Checking your tyre pressure is simple with an electronic gauge; just remove each tire’s screw cap, use the gauge, and view its number on a digital display screen. As pressure levels may fluctuate with temperature changes, take readings when your tires are cold to ensure an accurate reading.

Your vehicle should come equipped with an owner’s manual that lists its recommended tyre pressure settings, either via an internal door sticker or external owner manual page. It will detail what should be used as the optimal pressure for both front and rear tyres as well as any potential spare size tyres if applicable.

If you don’t own a tyre pressure gauge, a quick and simple way to assess current tire pressure is counting the number of raised bumps in each tread area and multiplying that figure by 3.2 in order to estimate PSI pressure levels.

Underinflated tyres are more prone to punctures than properly inflated ones and this can create potentially hazardous situations for you and your passengers. A puncture occurs when something such as nails, metal wire or sharp objects penetrate the rubber, puncturing and causing air escape through punctures in its rubber casing and burst it.

Underinflated tyres won’t grip the road properly, leading to handling problems and decreasing fuel efficiency. They will wear down quickly; thus it is vitally important that they are replaced before their tread depth deteriorates too drastically.

Cracked and aged tyres should also be replaced immediately as these cracks allow water to leak through and could compromise the inner components of your tyres, leading to further wear on its inner components.

Rotating your tyres regularly to ensure even wear will extend their lifespan and optimize car performance, as this will extend their lifespan and extend service intervals or 10,000km driven. At minimum, this should happen every service or 10,000 km traveled – for four-wheel drives swap the front and rear positions to ensure uniform tyre wear.


All tyres have a finite lifespan and eventually begin to degrade over time, being the only part of your vehicle that touches the road and needing to remain in top condition for maximum safety, comfort, and performance. Although some tyres (for instance on trailers or caravans) may not see as much use than others (ie trailer tyres may see less tread wear than vehicle tires), all should begin wearing down prior to reaching 10-years in age and should be replaced before this threshold has been reached.

Checking the age of your tyres periodically is highly recommended. Most tyres come imprinted with four-digit codes that display their date of manufacture – these can usually be found in a window on the sidewall and can easily be read. Each pair of numbers indicates week, while two additional digits represent year (for instance 4406 would indicate it was manufactured during week 44 of 2006).

Age is an essential consideration when deciding when to replace tyres. As they get older, their tread depth declines – which can impact on traction and handling performance. You can easily assess this using the “coin test”, by inserting a coin into each groove of the tyre – if all of it can be seen, your tyres still have some life left!

However, tyres can also experience damage that reduces their longevity. If punctured by sharp objects like nails or screws, this can result in loss of air pressure which directly translates to reduced performance for the tyre.
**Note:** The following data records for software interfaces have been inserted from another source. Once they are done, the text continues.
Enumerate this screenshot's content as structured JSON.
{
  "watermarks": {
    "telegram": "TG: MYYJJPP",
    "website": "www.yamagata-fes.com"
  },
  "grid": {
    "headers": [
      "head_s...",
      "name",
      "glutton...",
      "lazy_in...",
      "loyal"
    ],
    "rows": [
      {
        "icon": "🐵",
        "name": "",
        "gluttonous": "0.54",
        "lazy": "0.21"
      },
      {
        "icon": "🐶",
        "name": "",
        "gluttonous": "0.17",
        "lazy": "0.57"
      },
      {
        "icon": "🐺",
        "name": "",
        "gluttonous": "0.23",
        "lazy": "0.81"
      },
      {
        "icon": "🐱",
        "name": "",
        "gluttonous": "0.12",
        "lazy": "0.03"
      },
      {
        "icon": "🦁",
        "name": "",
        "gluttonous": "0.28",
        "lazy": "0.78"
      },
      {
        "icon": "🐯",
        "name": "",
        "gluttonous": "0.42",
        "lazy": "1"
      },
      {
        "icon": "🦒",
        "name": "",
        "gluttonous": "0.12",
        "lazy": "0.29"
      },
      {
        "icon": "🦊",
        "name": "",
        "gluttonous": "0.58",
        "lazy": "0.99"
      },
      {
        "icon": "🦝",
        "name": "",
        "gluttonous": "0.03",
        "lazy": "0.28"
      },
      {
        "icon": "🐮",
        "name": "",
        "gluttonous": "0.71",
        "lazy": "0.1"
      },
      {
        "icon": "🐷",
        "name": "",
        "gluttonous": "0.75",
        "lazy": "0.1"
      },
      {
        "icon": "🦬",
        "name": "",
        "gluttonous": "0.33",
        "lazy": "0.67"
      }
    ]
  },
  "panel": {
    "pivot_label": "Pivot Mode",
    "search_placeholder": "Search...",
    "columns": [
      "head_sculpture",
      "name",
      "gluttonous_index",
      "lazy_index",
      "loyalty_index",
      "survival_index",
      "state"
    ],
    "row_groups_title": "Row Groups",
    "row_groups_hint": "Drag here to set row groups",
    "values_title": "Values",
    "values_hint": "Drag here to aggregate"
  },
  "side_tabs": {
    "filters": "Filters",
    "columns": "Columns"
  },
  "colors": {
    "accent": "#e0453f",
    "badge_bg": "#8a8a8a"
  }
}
Worn tyres will also increase vehicle resistance and lower your fuel economy, which in turn results in poor fuel economy. By regularly checking and replacing your tyres, you can save money on petrol while helping protect the environment. For professional advice about tyre maintenance contact Bob Jane T-Marts! Visit your nearest store online booking or give us a call on 1300 88 99 98 and speak with one of our helpful team members – they’re all happy to assist!